Dataset rows describing interfaces

--- START ---

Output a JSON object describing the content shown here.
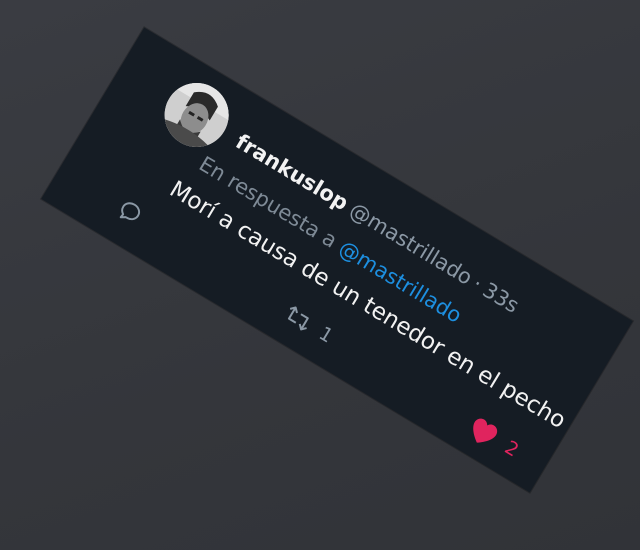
{
  "tweet": {
    "user_name": "frankuslop",
    "handle": "@mastrillado",
    "separator": "·",
    "time": "33s",
    "reply_prefix": "En respuesta a",
    "reply_to": "@mastrillado",
    "text": "Morí a causa de un tenedor en el pecho"
  },
  "actions": {
    "reply_icon": "reply-bubble-icon",
    "retweet_icon": "retweet-icon",
    "retweet_count": "1",
    "like_icon": "heart-icon",
    "like_count": "2"
  },
  "colors": {
    "background": "#36383e",
    "card": "#151c24",
    "text": "#f2f2f2",
    "muted": "#8b98a5",
    "mention": "#1d8fe0",
    "like": "#e0245e"
  }
}
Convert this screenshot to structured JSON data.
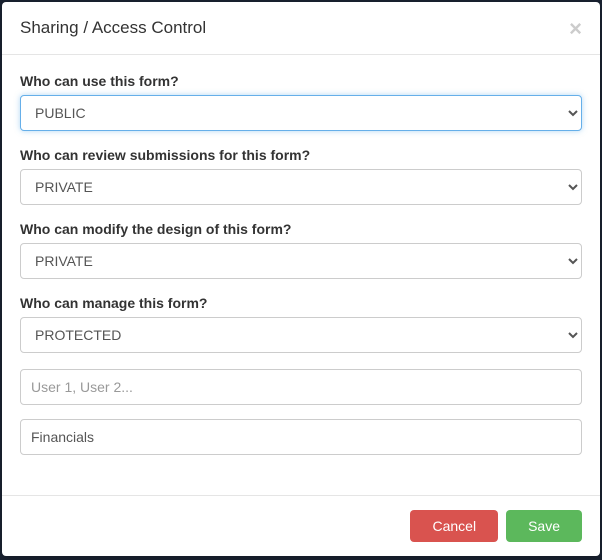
{
  "modal": {
    "title": "Sharing / Access Control",
    "fields": {
      "use": {
        "label": "Who can use this form?",
        "value": "PUBLIC"
      },
      "review": {
        "label": "Who can review submissions for this form?",
        "value": "PRIVATE"
      },
      "modify": {
        "label": "Who can modify the design of this form?",
        "value": "PRIVATE"
      },
      "manage": {
        "label": "Who can manage this form?",
        "value": "PROTECTED"
      },
      "users": {
        "placeholder": "User 1, User 2...",
        "value": ""
      },
      "groups": {
        "value": "Financials"
      }
    },
    "buttons": {
      "cancel": "Cancel",
      "save": "Save"
    }
  }
}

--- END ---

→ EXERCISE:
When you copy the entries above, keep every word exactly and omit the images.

→ OUTPUT OF THE EXERCISE:
Output a JSON object describing the content shown here.
{
  "tweet": {
    "user_name": "frankuslop",
    "handle": "@mastrillado",
    "separator": "·",
    "time": "33s",
    "reply_prefix": "En respuesta a",
    "reply_to": "@mastrillado",
    "text": "Morí a causa de un tenedor en el pecho"
  },
  "actions": {
    "reply_icon": "reply-bubble-icon",
    "retweet_icon": "retweet-icon",
    "retweet_count": "1",
    "like_icon": "heart-icon",
    "like_count": "2"
  },
  "colors": {
    "background": "#36383e",
    "card": "#151c24",
    "text": "#f2f2f2",
    "muted": "#8b98a5",
    "mention": "#1d8fe0",
    "like": "#e0245e"
  }
}
Convert this screenshot to structured JSON data.
{
  "modal": {
    "title": "Sharing / Access Control",
    "fields": {
      "use": {
        "label": "Who can use this form?",
        "value": "PUBLIC"
      },
      "review": {
        "label": "Who can review submissions for this form?",
        "value": "PRIVATE"
      },
      "modify": {
        "label": "Who can modify the design of this form?",
        "value": "PRIVATE"
      },
      "manage": {
        "label": "Who can manage this form?",
        "value": "PROTECTED"
      },
      "users": {
        "placeholder": "User 1, User 2...",
        "value": ""
      },
      "groups": {
        "value": "Financials"
      }
    },
    "buttons": {
      "cancel": "Cancel",
      "save": "Save"
    }
  }
}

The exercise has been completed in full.